**WHAT THE TASK ASKS:**
Check each line of the entries below for the word "agency" and state only how many lines have it.

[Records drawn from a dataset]
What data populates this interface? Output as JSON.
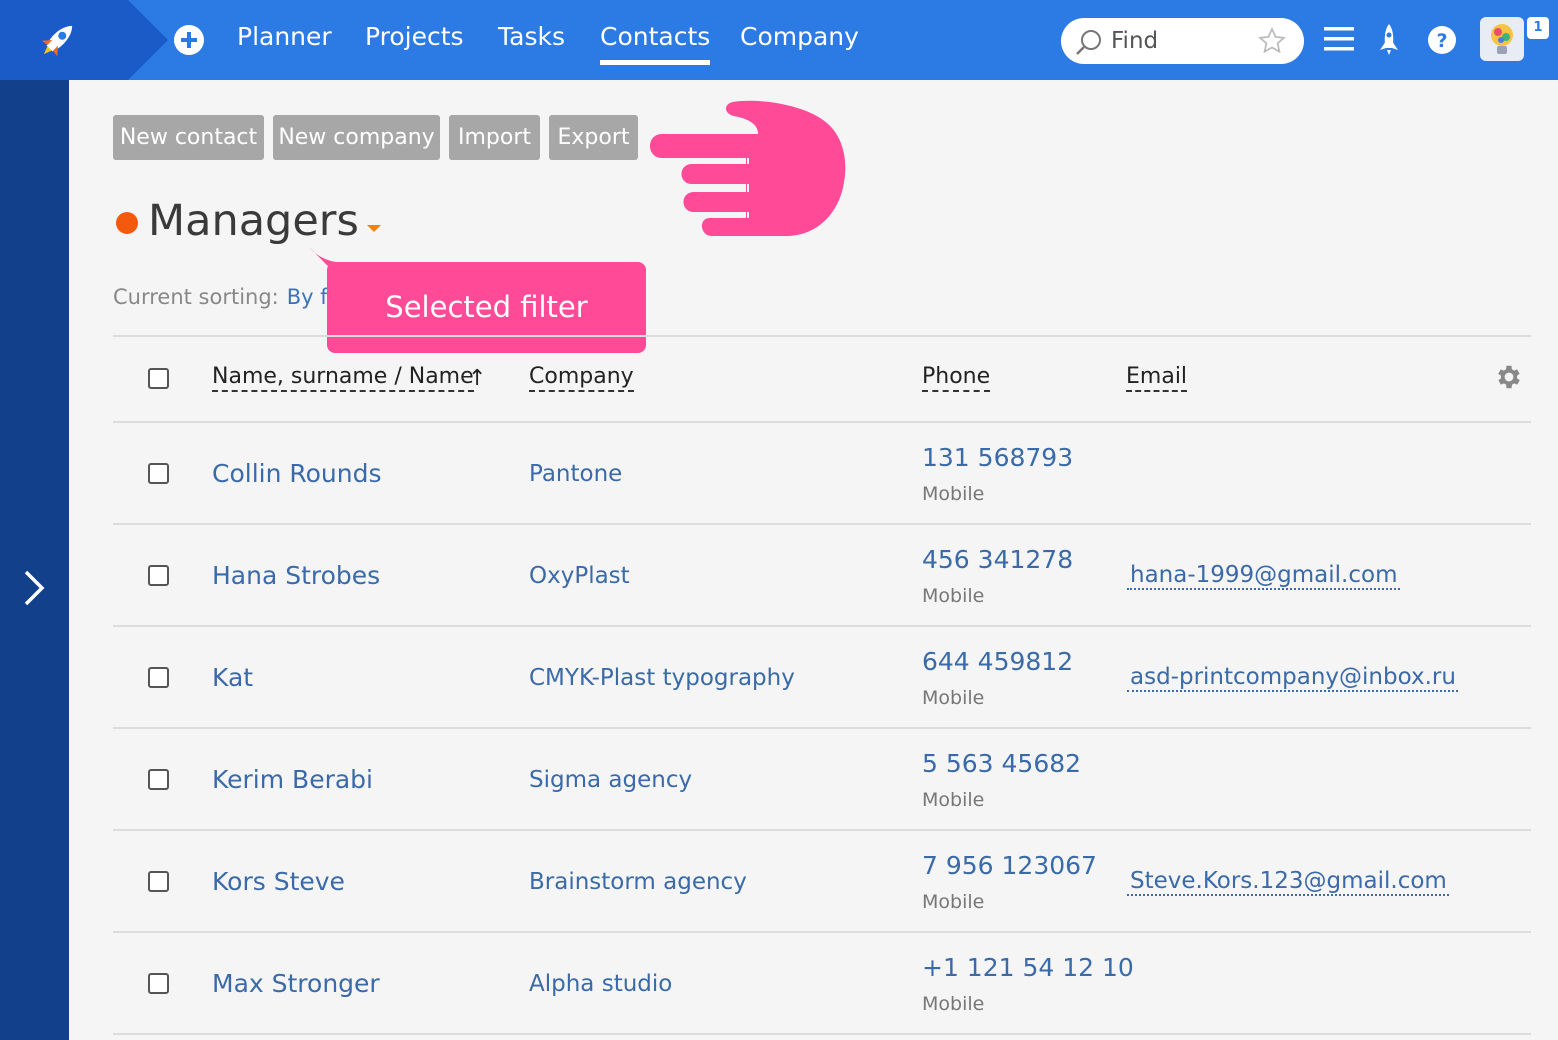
{
  "topbar": {
    "nav": [
      "Planner",
      "Projects",
      "Tasks",
      "Contacts",
      "Company"
    ],
    "active_nav": "Contacts",
    "search_placeholder": "Find",
    "notification_count": "1",
    "colors": {
      "bar": "#2c7be5",
      "logo_bg": "#1a5bc8"
    }
  },
  "toolbar": {
    "new_contact": "New contact",
    "new_company": "New company",
    "import": "Import",
    "export": "Export"
  },
  "filter": {
    "title": "Managers",
    "dot_color": "#f35a0d"
  },
  "sorting": {
    "label": "Current sorting:",
    "value": "By f"
  },
  "callout": {
    "text": "Selected filter",
    "color": "#ff4a97"
  },
  "table": {
    "columns": [
      "Name, surname / Name",
      "Company",
      "Phone",
      "Email"
    ],
    "sort_indicator": "↑",
    "rows": [
      {
        "name": "Collin Rounds",
        "company": "Pantone",
        "phone": "131 568793",
        "phone_type": "Mobile",
        "email": ""
      },
      {
        "name": "Hana Strobes",
        "company": "OxyPlast",
        "phone": "456 341278",
        "phone_type": "Mobile",
        "email": "hana-1999@gmail.com"
      },
      {
        "name": "Kat",
        "company": "CMYK-Plast typography",
        "phone": "644 459812",
        "phone_type": "Mobile",
        "email": "asd-printcompany@inbox.ru"
      },
      {
        "name": "Kerim Berabi",
        "company": "Sigma agency",
        "phone": "5 563 45682",
        "phone_type": "Mobile",
        "email": ""
      },
      {
        "name": "Kors Steve",
        "company": "Brainstorm agency",
        "phone": "7 956 123067",
        "phone_type": "Mobile",
        "email": "Steve.Kors.123@gmail.com"
      },
      {
        "name": "Max Stronger",
        "company": "Alpha studio",
        "phone": "+1 121 54 12 10",
        "phone_type": "Mobile",
        "email": ""
      }
    ]
  }
}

**EXERCISE SOLUTION:**
2